> Task item
Without including any picture, return the complete set of records exactly.
:: Recorded information
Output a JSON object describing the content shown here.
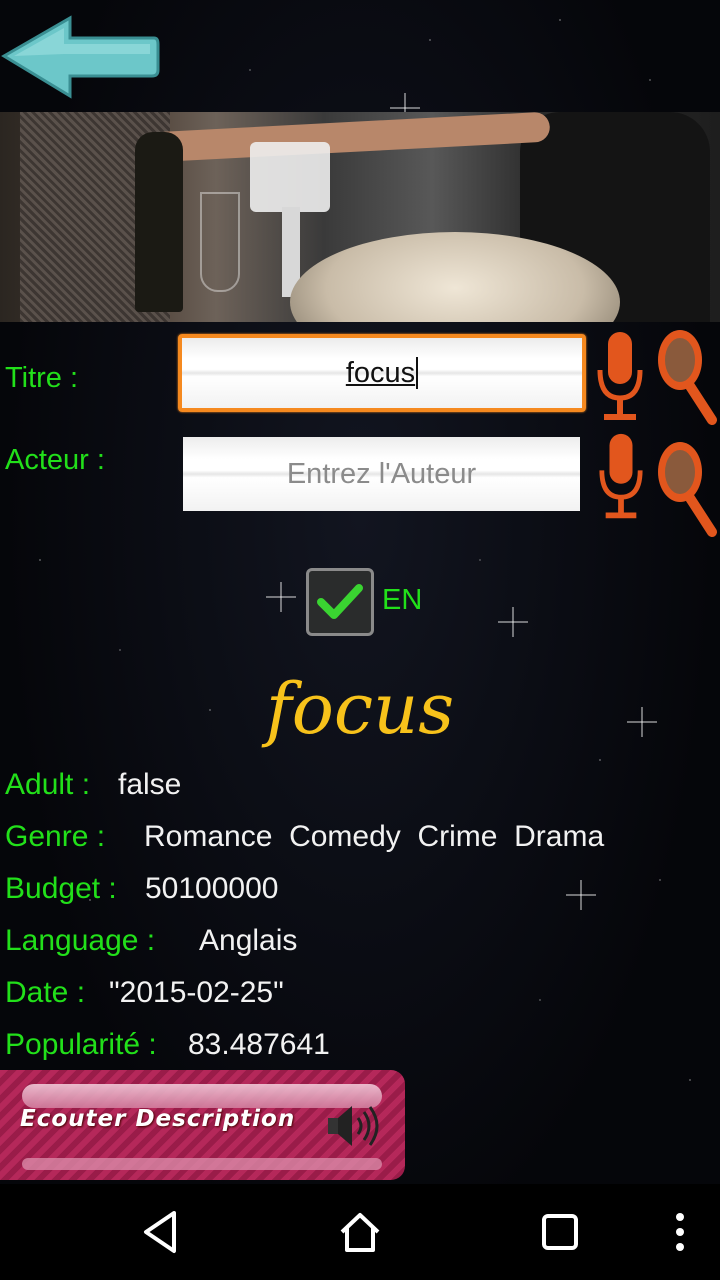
{
  "form": {
    "title_label": "Titre :",
    "title_value": "focus",
    "author_label": "Acteur :",
    "author_placeholder": "Entrez l'Auteur",
    "lang_checkbox_label": "EN",
    "lang_checked": true
  },
  "movie": {
    "title": "focus",
    "fields": [
      {
        "label": "Adult :",
        "value": "false"
      },
      {
        "label": "Genre :",
        "value": "Romance  Comedy  Crime  Drama"
      },
      {
        "label": "Budget :",
        "value": "50100000"
      },
      {
        "label": "Language :",
        "value": "Anglais"
      },
      {
        "label": "Date :",
        "value": "\"2015-02-25\""
      },
      {
        "label": "Popularité :",
        "value": "83.487641"
      }
    ]
  },
  "listen_button": {
    "label": "Ecouter Description"
  },
  "colors": {
    "label_green": "#22e01a",
    "title_gold": "#f7c21b",
    "focus_orange": "#f5891f",
    "icon_orange": "#e2561d",
    "button_pink": "#b5285a",
    "arrow_teal": "#6cc7c9"
  },
  "icons": [
    "back-arrow-icon",
    "microphone-icon",
    "magnifier-icon",
    "checkmark-icon",
    "speaker-icon",
    "nav-back-icon",
    "nav-home-icon",
    "nav-recents-icon",
    "overflow-menu-icon"
  ]
}
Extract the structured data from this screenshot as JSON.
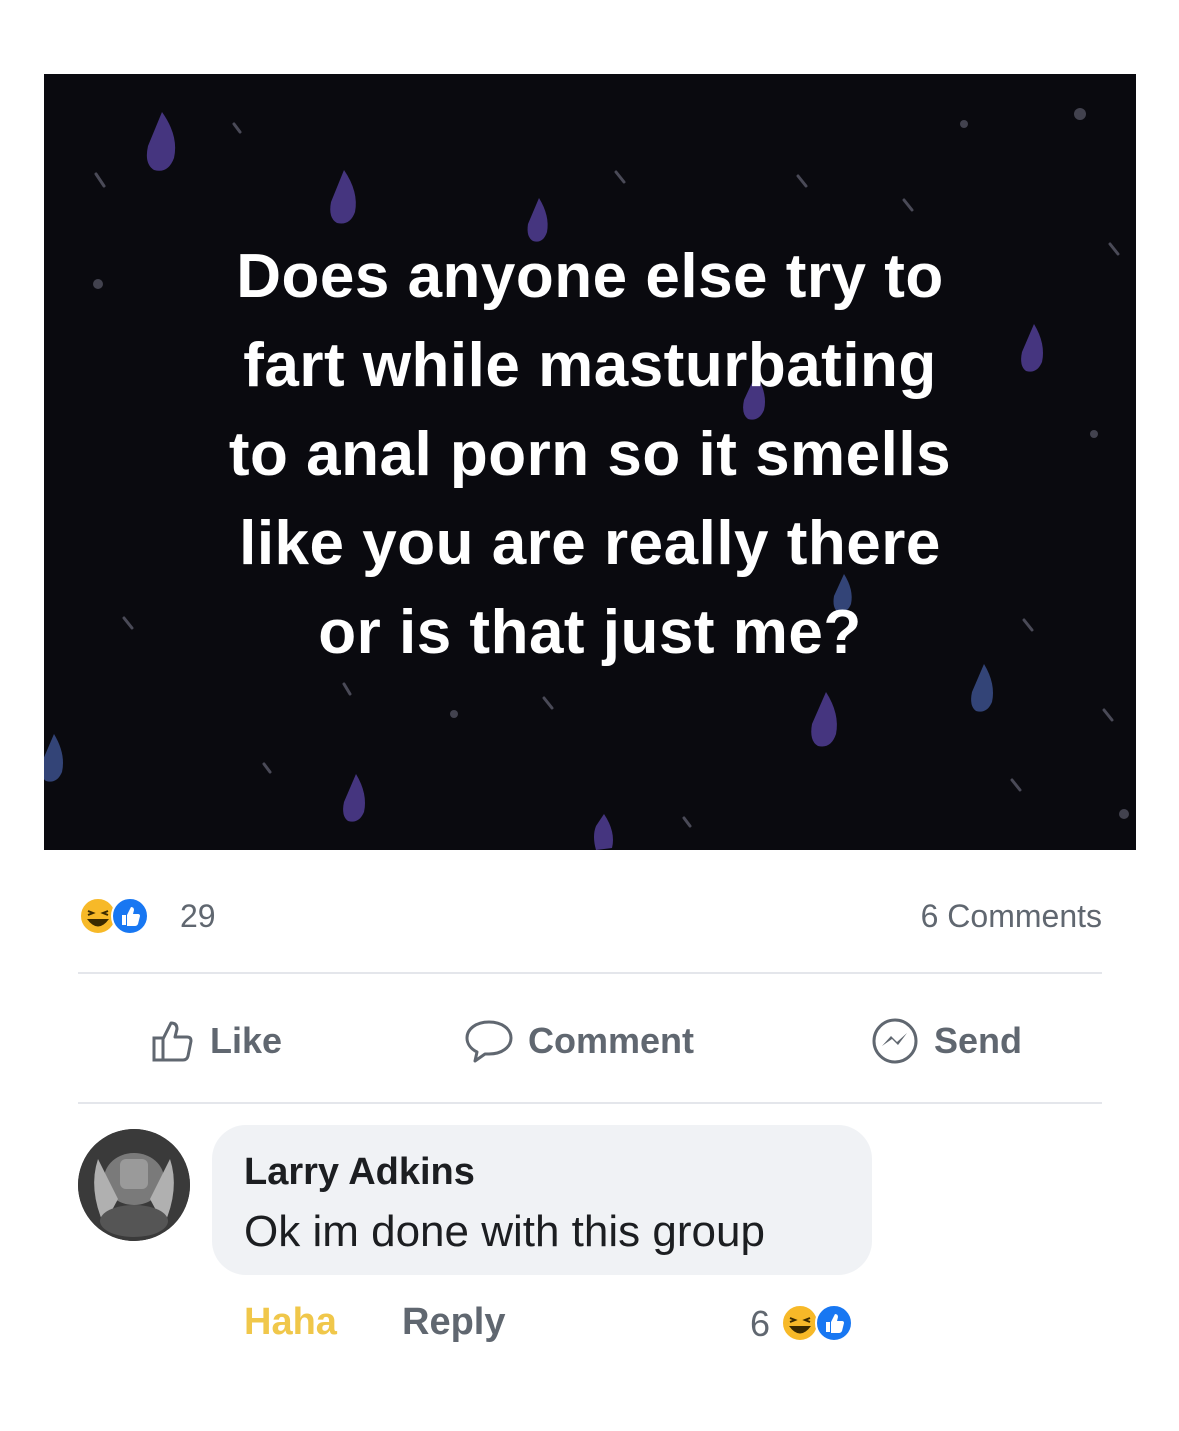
{
  "post": {
    "text": "Does anyone else try to\nfart while masturbating\nto anal porn so it smells\nlike you are really there\nor is that just me?",
    "background_color": "#0a0a0f",
    "drop_colors": [
      "#4b3a8c",
      "#3b4f8a",
      "#5a5a6a"
    ]
  },
  "stats": {
    "reaction_icons": [
      "haha-icon",
      "like-icon"
    ],
    "reaction_count": "29",
    "comments_label": "6 Comments"
  },
  "actions": {
    "like_label": "Like",
    "comment_label": "Comment",
    "send_label": "Send"
  },
  "comment": {
    "author": "Larry Adkins",
    "text": "Ok im done with this group",
    "haha_label": "Haha",
    "reply_label": "Reply",
    "reaction_count": "6",
    "reaction_icons": [
      "haha-icon",
      "like-icon"
    ]
  },
  "colors": {
    "like_blue": "#1877f2",
    "haha_yellow": "#f7b928",
    "muted_text": "#606770"
  }
}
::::
> Written reply
Output a JSON object describing the content shown here.
{
  "form": {
    "title_label": "Titre :",
    "title_value": "focus",
    "author_label": "Acteur :",
    "author_placeholder": "Entrez l'Auteur",
    "lang_checkbox_label": "EN",
    "lang_checked": true
  },
  "movie": {
    "title": "focus",
    "fields": [
      {
        "label": "Adult :",
        "value": "false"
      },
      {
        "label": "Genre :",
        "value": "Romance  Comedy  Crime  Drama"
      },
      {
        "label": "Budget :",
        "value": "50100000"
      },
      {
        "label": "Language :",
        "value": "Anglais"
      },
      {
        "label": "Date :",
        "value": "\"2015-02-25\""
      },
      {
        "label": "Popularité :",
        "value": "83.487641"
      }
    ]
  },
  "listen_button": {
    "label": "Ecouter Description"
  },
  "colors": {
    "label_green": "#22e01a",
    "title_gold": "#f7c21b",
    "focus_orange": "#f5891f",
    "icon_orange": "#e2561d",
    "button_pink": "#b5285a",
    "arrow_teal": "#6cc7c9"
  },
  "icons": [
    "back-arrow-icon",
    "microphone-icon",
    "magnifier-icon",
    "checkmark-icon",
    "speaker-icon",
    "nav-back-icon",
    "nav-home-icon",
    "nav-recents-icon",
    "overflow-menu-icon"
  ]
}
Extract the structured data from this screenshot as JSON.
{
  "post": {
    "text": "Does anyone else try to\nfart while masturbating\nto anal porn so it smells\nlike you are really there\nor is that just me?",
    "background_color": "#0a0a0f",
    "drop_colors": [
      "#4b3a8c",
      "#3b4f8a",
      "#5a5a6a"
    ]
  },
  "stats": {
    "reaction_icons": [
      "haha-icon",
      "like-icon"
    ],
    "reaction_count": "29",
    "comments_label": "6 Comments"
  },
  "actions": {
    "like_label": "Like",
    "comment_label": "Comment",
    "send_label": "Send"
  },
  "comment": {
    "author": "Larry Adkins",
    "text": "Ok im done with this group",
    "haha_label": "Haha",
    "reply_label": "Reply",
    "reaction_count": "6",
    "reaction_icons": [
      "haha-icon",
      "like-icon"
    ]
  },
  "colors": {
    "like_blue": "#1877f2",
    "haha_yellow": "#f7b928",
    "muted_text": "#606770"
  }
}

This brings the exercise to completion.